"Wrecking Ball" was a huge critical success that won a Grammy for best contemporary folk album and helped re-energize her career. Her current projects include a Gram Parsons tribute album she's helping to oversee, singing with Willie Nelson on his new album "Teatro," plans for a duet album with Linda Ronstadt and the release of a sequel to the 1987 "Trio" album she did with Ms. Ronstadt and Dolly Parton.
That it took a noncountry album with a New Orleans producer to get her airplay -- on adult alternative rock stations -- is a metaphor for Nashville in general, which is awash in wonderful music, much of it ignored by country radio and the big labels.

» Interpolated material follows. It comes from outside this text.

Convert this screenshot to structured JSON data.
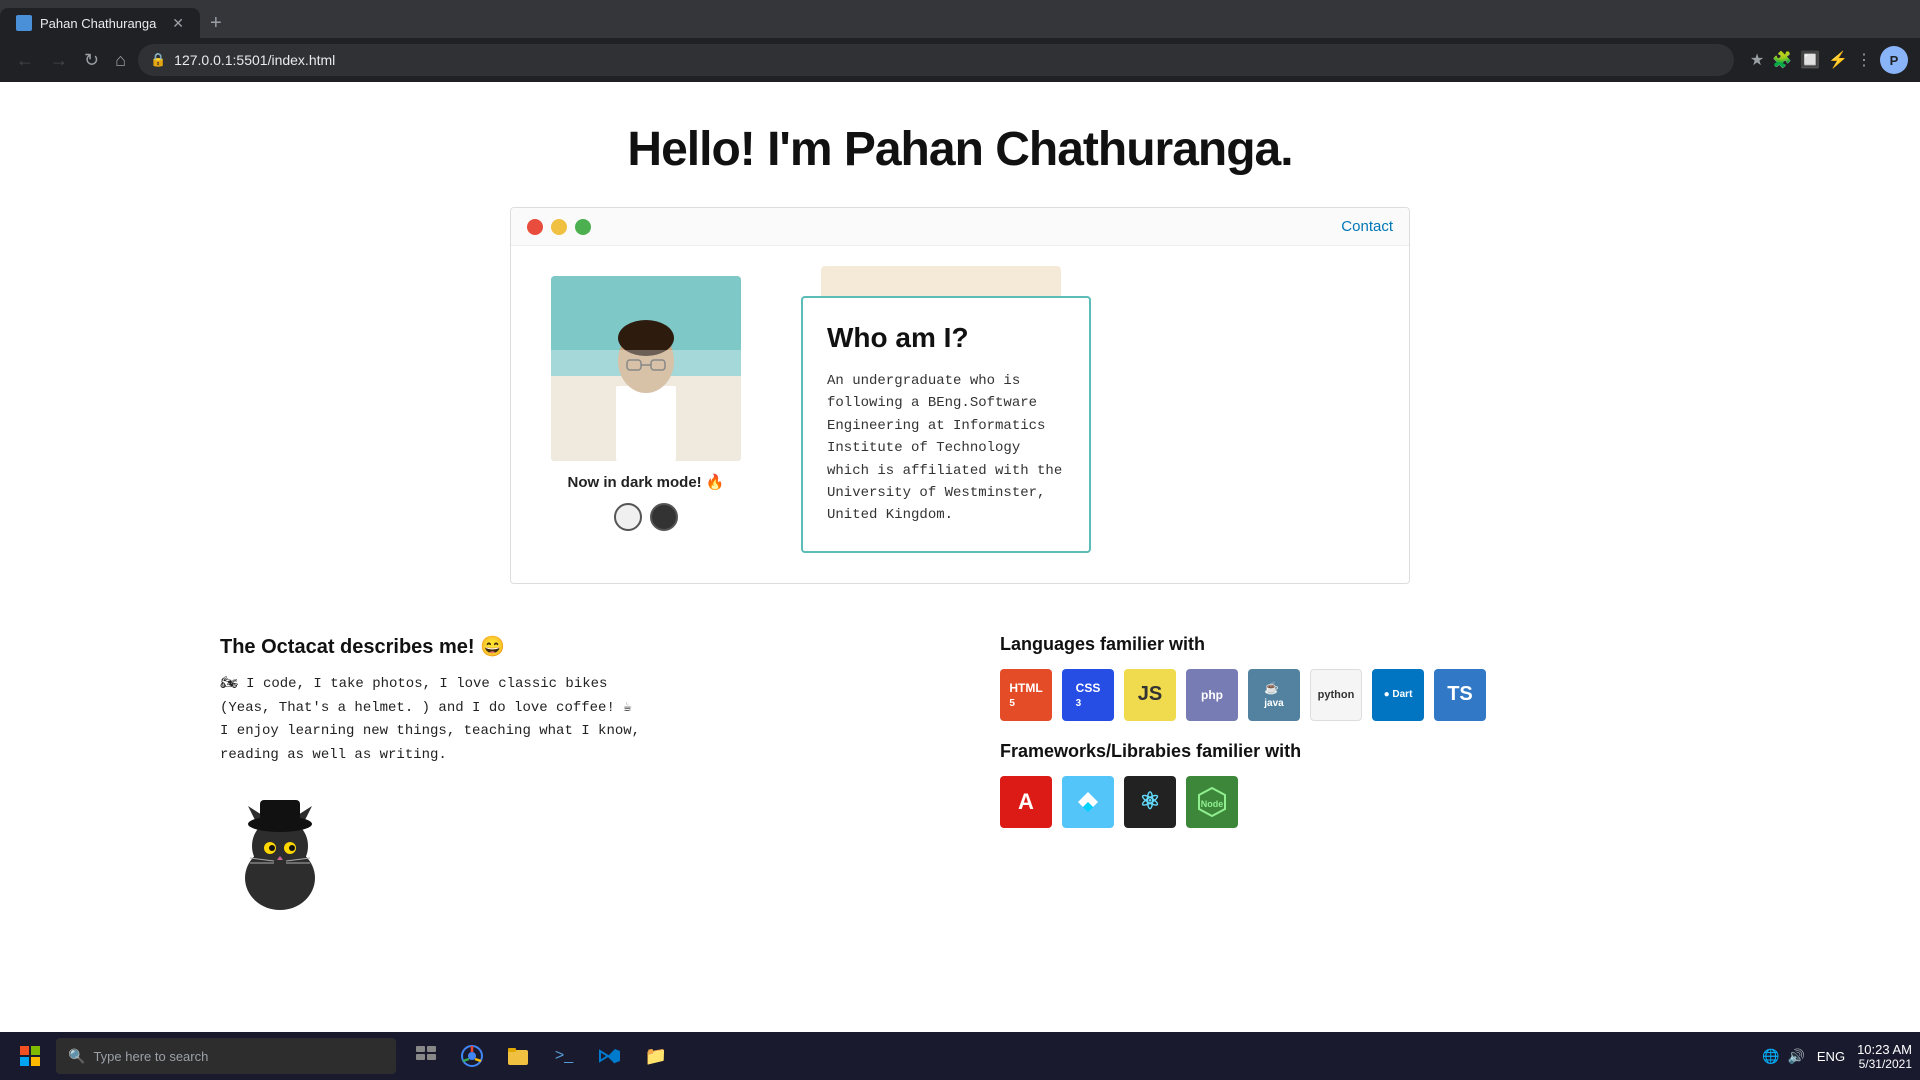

"I'm a bit rootless; I had to discover my bloodlines through Gram," she said. "But Nashville at its best is a small town. Lucinda Williams lives two doors down. Nanci Griffith isn't far away. So's Harlan Howard, the granddaddy of all the great songwriters. The songwriting community is truly extraordinary. There's nothing in New York that could compare with songwriter's night at the Bluebird Cafe. One night, I saw Townes Van Zandt, Steve Earle and Guy Clark doing a benefit for a low-income dental clinic. It was one of the best shows I've ever seen, and you wouldn't see it anywhere else."
She laments the way so many of her favorite Nashville artists -- artists who get labeled more as Americana than country like Ms. Williams, Gillian Welch, Mike Henderson, Kieran Kane and Jamie O'Hara, not to mention country legends like Merle Haggard, Waylon Jennings or Johnny Cash -- don't have a natural space on country radio or in the big-label Nashville mainstream. But Ms. Harris has been around long enough to know that the music business needs to create new stars and discard old ones. And she doesn't fault the most successful younger artists.

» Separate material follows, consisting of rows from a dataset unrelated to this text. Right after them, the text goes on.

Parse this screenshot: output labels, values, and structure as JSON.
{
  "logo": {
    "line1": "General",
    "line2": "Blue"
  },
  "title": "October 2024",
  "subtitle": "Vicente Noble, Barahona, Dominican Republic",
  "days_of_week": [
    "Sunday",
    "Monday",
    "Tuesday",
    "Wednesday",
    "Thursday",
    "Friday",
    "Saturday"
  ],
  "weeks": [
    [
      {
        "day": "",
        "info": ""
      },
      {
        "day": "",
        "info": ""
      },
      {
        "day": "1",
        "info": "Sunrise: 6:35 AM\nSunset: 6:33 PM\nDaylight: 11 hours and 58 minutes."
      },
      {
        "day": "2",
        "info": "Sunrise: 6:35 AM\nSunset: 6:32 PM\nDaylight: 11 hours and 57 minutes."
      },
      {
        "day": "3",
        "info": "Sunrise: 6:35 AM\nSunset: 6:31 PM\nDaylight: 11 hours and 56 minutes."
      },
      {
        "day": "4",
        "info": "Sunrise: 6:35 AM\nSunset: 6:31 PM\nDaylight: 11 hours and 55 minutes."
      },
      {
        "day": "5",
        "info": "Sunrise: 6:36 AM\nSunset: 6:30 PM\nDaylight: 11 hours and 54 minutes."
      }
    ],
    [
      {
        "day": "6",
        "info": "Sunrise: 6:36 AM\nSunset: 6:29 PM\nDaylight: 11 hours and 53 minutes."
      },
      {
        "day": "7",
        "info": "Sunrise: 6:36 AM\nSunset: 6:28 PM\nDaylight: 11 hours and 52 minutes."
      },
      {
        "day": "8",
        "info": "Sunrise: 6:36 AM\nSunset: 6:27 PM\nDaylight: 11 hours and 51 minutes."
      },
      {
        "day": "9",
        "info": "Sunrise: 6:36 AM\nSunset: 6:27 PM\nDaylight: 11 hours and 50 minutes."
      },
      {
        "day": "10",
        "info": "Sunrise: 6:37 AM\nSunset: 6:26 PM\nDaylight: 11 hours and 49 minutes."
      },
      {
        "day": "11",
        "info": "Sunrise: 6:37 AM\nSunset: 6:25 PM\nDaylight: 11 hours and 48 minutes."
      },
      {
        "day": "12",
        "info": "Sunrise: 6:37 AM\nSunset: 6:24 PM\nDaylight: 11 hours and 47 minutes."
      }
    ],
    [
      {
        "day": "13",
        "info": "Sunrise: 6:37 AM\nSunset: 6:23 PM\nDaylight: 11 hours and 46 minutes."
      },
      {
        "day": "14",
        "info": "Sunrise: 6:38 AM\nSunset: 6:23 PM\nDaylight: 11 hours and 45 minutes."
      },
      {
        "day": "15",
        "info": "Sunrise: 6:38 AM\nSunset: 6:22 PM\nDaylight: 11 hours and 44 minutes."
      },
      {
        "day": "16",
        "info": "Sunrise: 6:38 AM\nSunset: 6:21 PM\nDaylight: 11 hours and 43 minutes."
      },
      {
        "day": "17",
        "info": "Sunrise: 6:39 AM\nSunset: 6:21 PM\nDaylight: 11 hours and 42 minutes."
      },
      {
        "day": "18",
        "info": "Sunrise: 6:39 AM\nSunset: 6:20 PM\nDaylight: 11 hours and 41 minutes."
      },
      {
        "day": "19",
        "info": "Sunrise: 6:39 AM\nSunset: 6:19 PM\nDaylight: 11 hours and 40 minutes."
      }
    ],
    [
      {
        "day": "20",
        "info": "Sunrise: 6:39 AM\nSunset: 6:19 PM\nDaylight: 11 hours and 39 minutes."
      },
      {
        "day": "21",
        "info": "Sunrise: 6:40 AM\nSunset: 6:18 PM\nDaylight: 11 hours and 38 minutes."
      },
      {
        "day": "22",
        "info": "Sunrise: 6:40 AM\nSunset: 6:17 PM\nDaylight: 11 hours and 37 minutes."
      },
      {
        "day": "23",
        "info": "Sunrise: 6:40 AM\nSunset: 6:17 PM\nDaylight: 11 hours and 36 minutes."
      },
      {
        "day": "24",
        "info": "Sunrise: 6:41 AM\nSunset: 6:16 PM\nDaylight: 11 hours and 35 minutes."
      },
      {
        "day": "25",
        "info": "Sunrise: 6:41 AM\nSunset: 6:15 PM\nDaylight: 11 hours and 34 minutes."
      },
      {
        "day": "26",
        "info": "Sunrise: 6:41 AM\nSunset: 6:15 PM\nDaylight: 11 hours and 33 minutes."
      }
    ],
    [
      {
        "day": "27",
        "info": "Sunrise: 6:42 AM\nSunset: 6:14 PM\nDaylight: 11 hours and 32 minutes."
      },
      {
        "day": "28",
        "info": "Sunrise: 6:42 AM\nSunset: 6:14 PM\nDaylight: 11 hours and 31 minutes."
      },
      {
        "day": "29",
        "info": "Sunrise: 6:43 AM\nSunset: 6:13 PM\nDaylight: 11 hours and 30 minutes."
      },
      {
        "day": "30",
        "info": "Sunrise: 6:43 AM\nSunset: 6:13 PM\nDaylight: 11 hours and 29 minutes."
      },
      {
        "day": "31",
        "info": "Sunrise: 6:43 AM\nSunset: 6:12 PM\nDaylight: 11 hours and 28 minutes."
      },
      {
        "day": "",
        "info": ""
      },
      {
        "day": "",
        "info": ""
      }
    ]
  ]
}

"People bash Garth Brooks, but Garth is just a guy who has a great voice, made some great records, and it's not his fault the music business went crazy looking for clones of Garth. Sounds like a horror movie. Clones of Garth! But it's not his fault. Is he supposed to change so everyone else can change? All I know is that I don't hear as much interesting stuff on country radio as I know is out there. I wish they could mix it up a little."
On the other hand, she said, categories are becoming so blurred that perhaps the limitations of country radio and mainstream Nashville mean less than they once did.
She has expanded her audience by touring with the Lilith Fair, and Ms. Williams's new album, "Car Wheels on a Gravel Road," is getting a lot of attention, even if it will never be played on country radio.
"Someone said to me that country is probably in danger of disappearing as a genre, just like the blues," she said. "Maybe it's becoming absorbed into a more global musical picture. I don't know if that's true, and I don't know if it's necessarily bad. Maybe it's a reflection of the way we live, and it's O.K. as long as we have the pure forms of music to listen to and be inspired by. People ask me what's country music, and I say I don't know if I know. And I'm not sure I care. I know what it was in the past. But when I listen to Lucinda Williams's record, I don't care what they call it. They can call it 'Bertha.' I just think it's a masterpiece."
The chicken soup has gotten cold, and she needs to get back to taping the show. And she's been around long enough to know that musicians are better off obsessing about their music than obsessing about the music business.
"I've managed to survive for 25 years," she said. "There were times when my record company couldn't do enough for me and times when we couldn't agree on what I should be doing. But you can only spend so much time worrying about whether radio likes you or understands you or that kind of thing. If you're going to let that stop you, you probably shouldn't be doing this."
Copyright 1998 The New York Times Company